Let us who have been blessed with freedom not judge those who lived in fear. And let us not sneer at the lateness of the Prodigal Son's return. As Jesus said:
For the kingdom of Heaven is like a landowner who went out early in the morning to hire men to work in his vineyard. He agreed to pay them a denarius for the day and sent them into the vineyard.
About the third hour he went out and saw others standing in the marketplace and doing nothing. He told them, 'You also go and work in my vineyard, and I will pay you whatever is right.' So they went.
He went out again about the sixth hour and the ninth hour and did the same thing. About the eleventh hour he went out and found still others standing around.

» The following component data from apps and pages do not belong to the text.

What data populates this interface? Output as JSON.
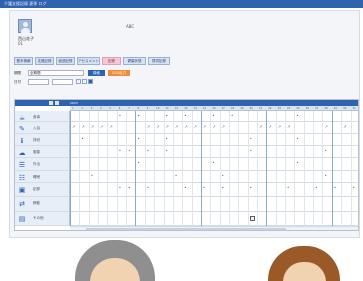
{
  "window": {
    "title": "介護支援記録 夏季 ログ"
  },
  "profile": {
    "name": "西山花子",
    "id": "01",
    "code": "ABC"
  },
  "tabs": [
    "基本情報",
    "支援記録",
    "経過記録",
    "アセスメント",
    "記録",
    "健康状態",
    "提供記録"
  ],
  "filters": {
    "period_label": "期間",
    "period_value": "全期間",
    "search_button": "検索",
    "csv_button": "CSV出力",
    "date_label": "日付",
    "from_value": "",
    "to_value": ""
  },
  "grid": {
    "date_header": "2023",
    "days": [
      "1",
      "2",
      "3",
      "4",
      "5",
      "6",
      "7",
      "8",
      "9",
      "10",
      "11",
      "12",
      "13",
      "14",
      "15",
      "16",
      "17",
      "18",
      "19",
      "20",
      "21",
      "22",
      "23",
      "24",
      "25",
      "26",
      "27",
      "28",
      "29",
      "30",
      "31"
    ],
    "rows": [
      {
        "label": "食事"
      },
      {
        "label": "入浴"
      },
      {
        "label": "排泄"
      },
      {
        "label": "服薬"
      },
      {
        "label": "外出"
      },
      {
        "label": "睡眠"
      },
      {
        "label": "記録"
      },
      {
        "label": "移動"
      },
      {
        "label": "その他"
      }
    ]
  },
  "colors": {
    "titlebar": "#2f63b0",
    "accent": "#2f63b0",
    "pink_tab": "#f7c7d6",
    "orange_button": "#f08c3a",
    "row_head": "#e6eef8"
  }
}
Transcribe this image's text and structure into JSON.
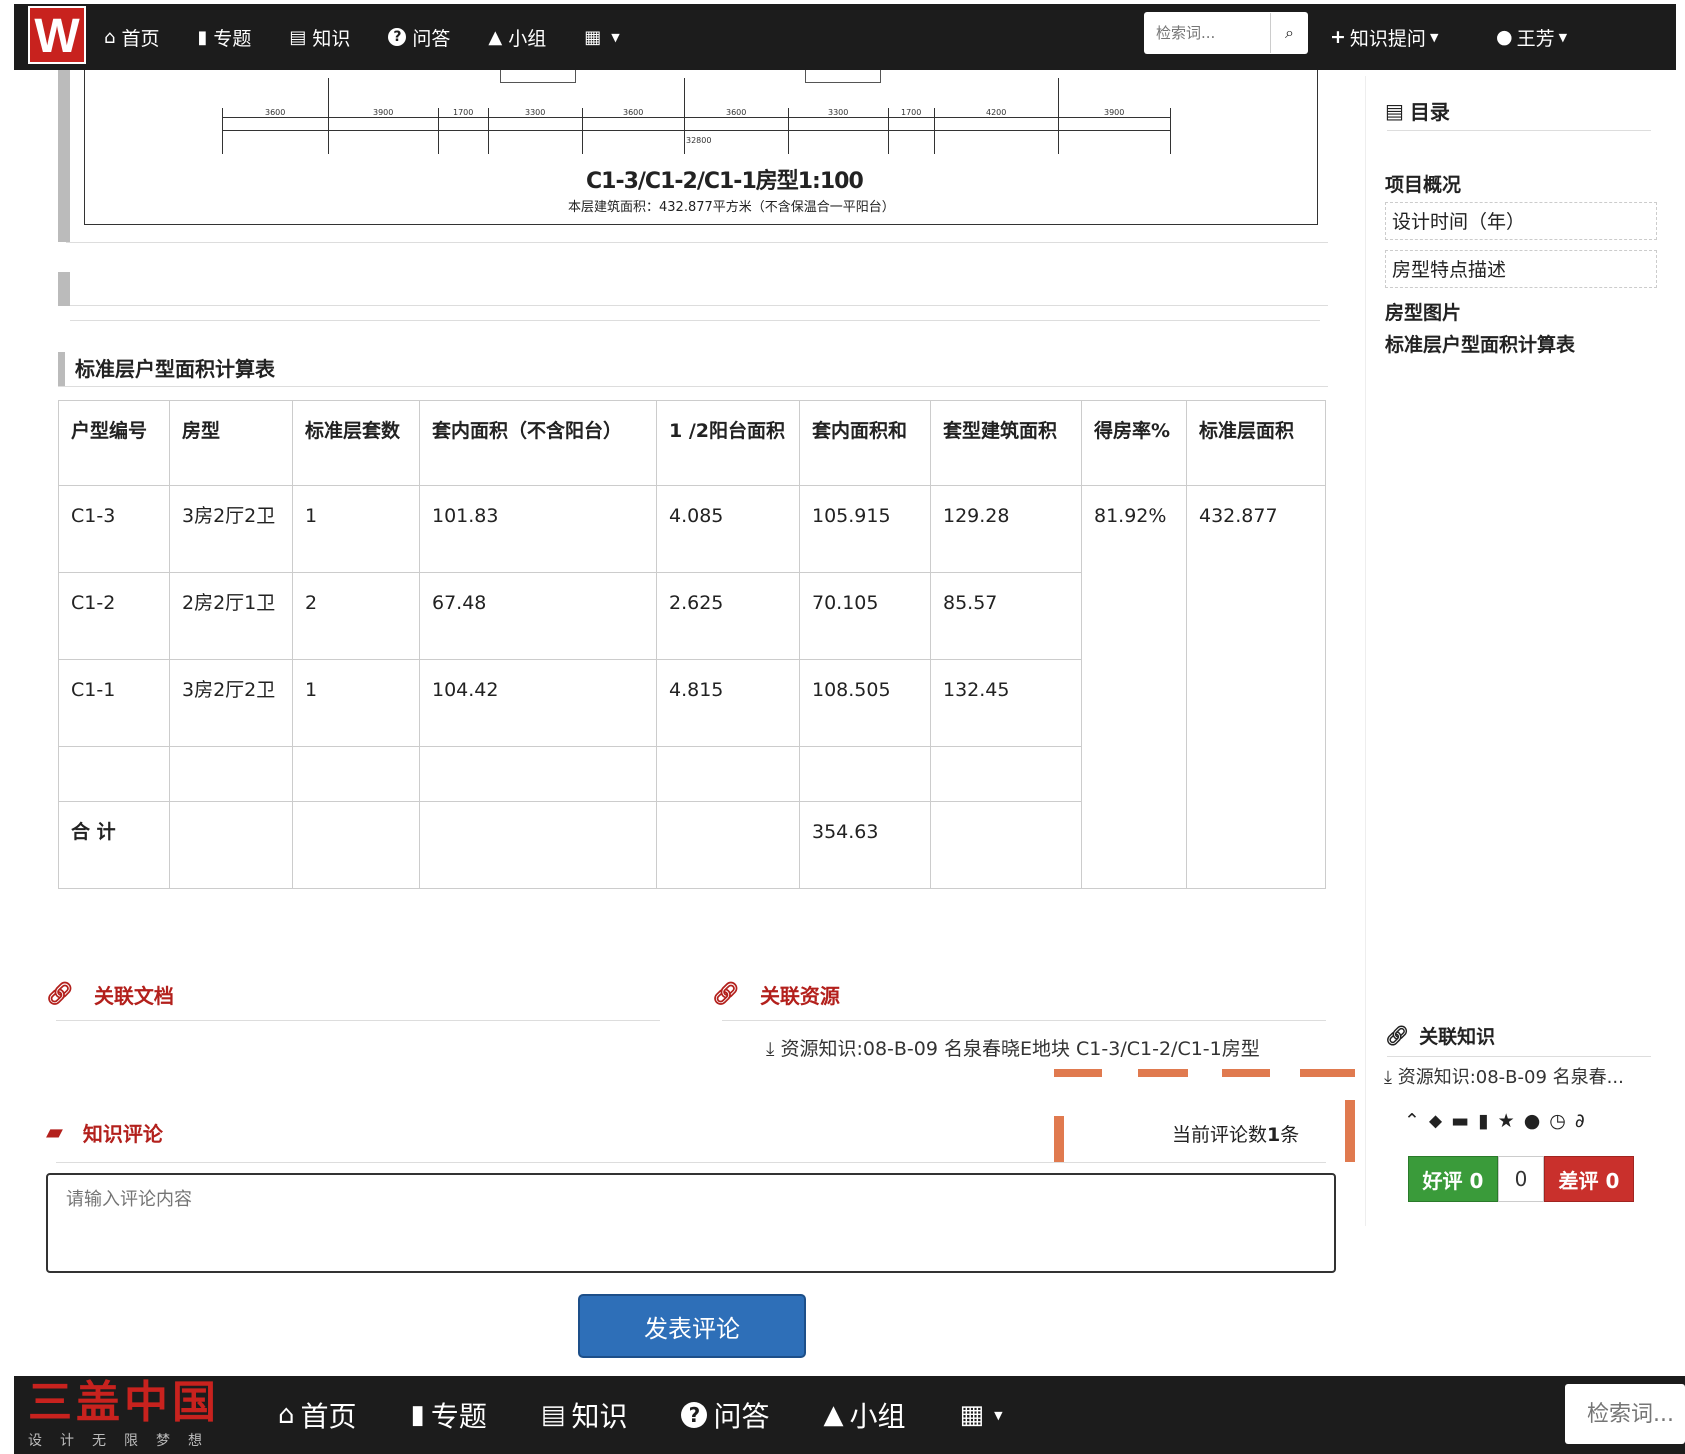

He asked them, 'Why have you been standing here all day long doing nothing?'
'Because no one has hired us,' they answered.
He said to them, 'You also go and work in my vineyard.'
When evening came, the owner of the vineyard said to his foreman. 'Call the workers and pay them their wages, beginning with the last ones hired and going on to the first.'
The workers who were hired about the eleventh hour each came and received a denarius. So when those came who were hired first, they expected to receive more. But each one of them also received a denarius. When they received it, they began to grumble against the landowner. 'These men who were hired last worked only one hour,' they said, 'and you have made them equal to us who have borne the burden of the work and the heat of the day.'
But he answered one of them, 'Friend, I am not being unfair to you. Didn't you agree to work for a denarius? Take your pay and go. I want to give the man who was hired last the same as I gave you. Don't I have the right to do what I want with my own money? Or are you envious because I am generous?
So the last will be first and the first will be last. (Matthew 20: 1-16)
The eleventh-hour conversion of the Catholic Church to religious freedom is not to be disdained for its lateness, particularly since the Catholic Church today is perhaps the single most powerful force in the world for religious freedom and for freedom generally. In the past three decades, there has been a dramatic swing towards democracy in Catholic countries, and Pope John Paul II, whose visit to Poland in June 1979 sparked the "Solidarity" movement, may be the single person most responsible for bringing down communism in Poland and made the dominoes fall throughout eastern Europe. In doing so, he gave new breathing space to my own church, the Orthodox Church, a legacy of which I have no doubt he was and would continue to be proud, as ought every Catholic with a proper understanding of his, or her, faith.